-- Excerpts from an interface dataset --
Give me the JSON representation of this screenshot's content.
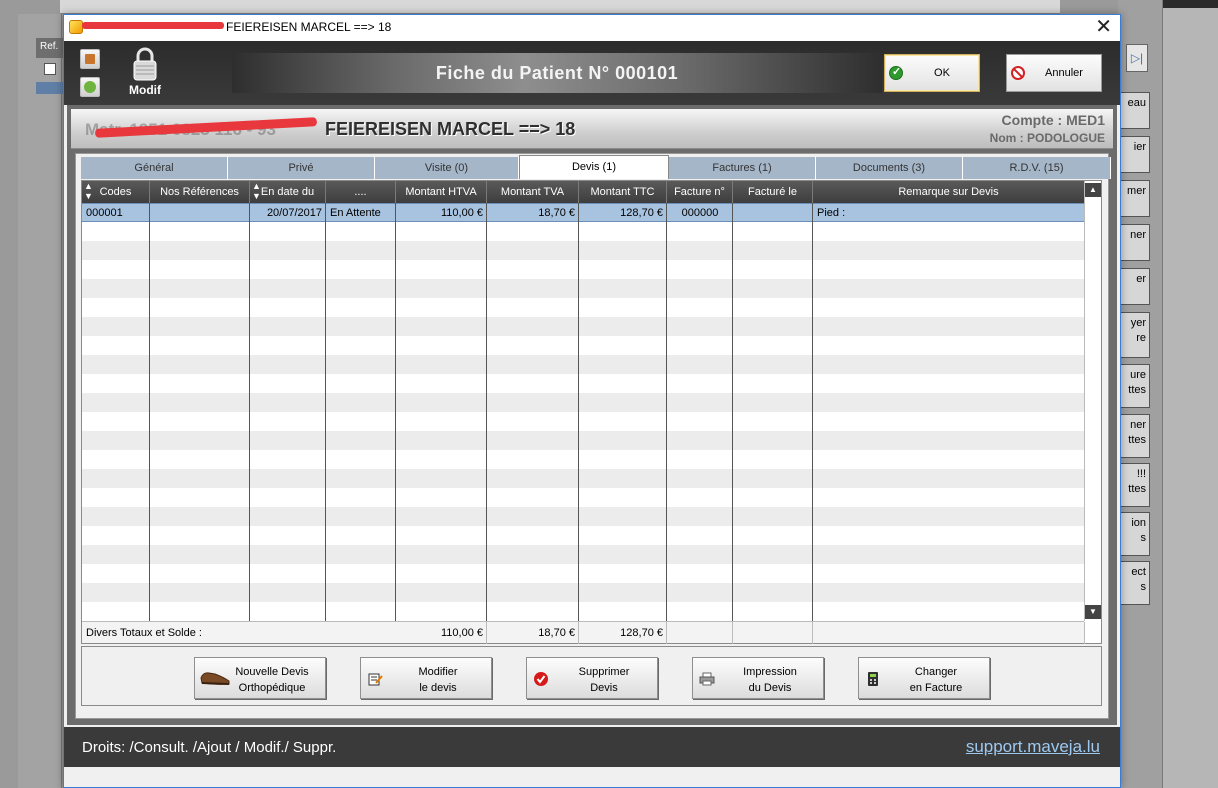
{
  "background": {
    "ref_tab": "Ref.",
    "nav_icon": "last-page-icon",
    "side_buttons": [
      {
        "line1": "eau",
        "line2": ""
      },
      {
        "line1": "ier",
        "line2": ""
      },
      {
        "line1": "mer",
        "line2": ""
      },
      {
        "line1": "ner",
        "line2": ""
      },
      {
        "line1": "er",
        "line2": ""
      },
      {
        "line1": "yer",
        "line2": "re"
      },
      {
        "line1": "ure",
        "line2": "ttes"
      },
      {
        "line1": "ner",
        "line2": "ttes"
      },
      {
        "line1": "!!!",
        "line2": "ttes"
      },
      {
        "line1": "ion",
        "line2": "s"
      },
      {
        "line1": "ect",
        "line2": "s"
      }
    ]
  },
  "window": {
    "title": "FEIEREISEN MARCEL ==> 18",
    "close": "✕"
  },
  "header": {
    "lock_label": "Modif",
    "banner": "Fiche du Patient N° 000101",
    "ok_label": "OK",
    "cancel_label": "Annuler"
  },
  "patient": {
    "ghost_prefix": "Matr. 1951 0823 116 - 93",
    "name": "FEIEREISEN MARCEL ==> 18",
    "compte": "Compte :  MED1",
    "nom": "Nom : PODOLOGUE"
  },
  "tabs": [
    "Général",
    "Privé",
    "Visite (0)",
    "Devis  (1)",
    "Factures (1)",
    "Documents (3)",
    "R.D.V. (15)"
  ],
  "grid": {
    "headers": [
      "Codes",
      "Nos Références",
      "En date du",
      "....",
      "Montant HTVA",
      "Montant TVA",
      "Montant TTC",
      "Facture n°",
      "Facturé le",
      "Remarque sur Devis"
    ],
    "rows": [
      [
        "000001",
        "",
        "20/07/2017",
        "En Attente",
        "110,00 €",
        "18,70 €",
        "128,70 €",
        "000000",
        "",
        "Pied :"
      ]
    ],
    "totals_label": "Divers Totaux et Solde :",
    "totals": {
      "htva": "110,00 €",
      "tva": "18,70 €",
      "ttc": "128,70 €"
    }
  },
  "actions": [
    {
      "line1": "Nouvelle Devis",
      "line2": "Orthopédique",
      "icon": "shoe-icon"
    },
    {
      "line1": "Modifier",
      "line2": "le devis",
      "icon": "edit-document-icon"
    },
    {
      "line1": "Supprimer",
      "line2": "Devis",
      "icon": "delete-check-icon"
    },
    {
      "line1": "Impression",
      "line2": "du Devis",
      "icon": "printer-icon"
    },
    {
      "line1": "Changer",
      "line2": "en Facture",
      "icon": "calculator-icon"
    }
  ],
  "footer": {
    "rights": "Droits: /Consult. /Ajout / Modif./ Suppr.",
    "support": "support.maveja.lu"
  }
}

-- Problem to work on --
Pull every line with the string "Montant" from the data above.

-- Written answer --
      "Montant HTVA",
      "Montant TVA",
      "Montant TTC",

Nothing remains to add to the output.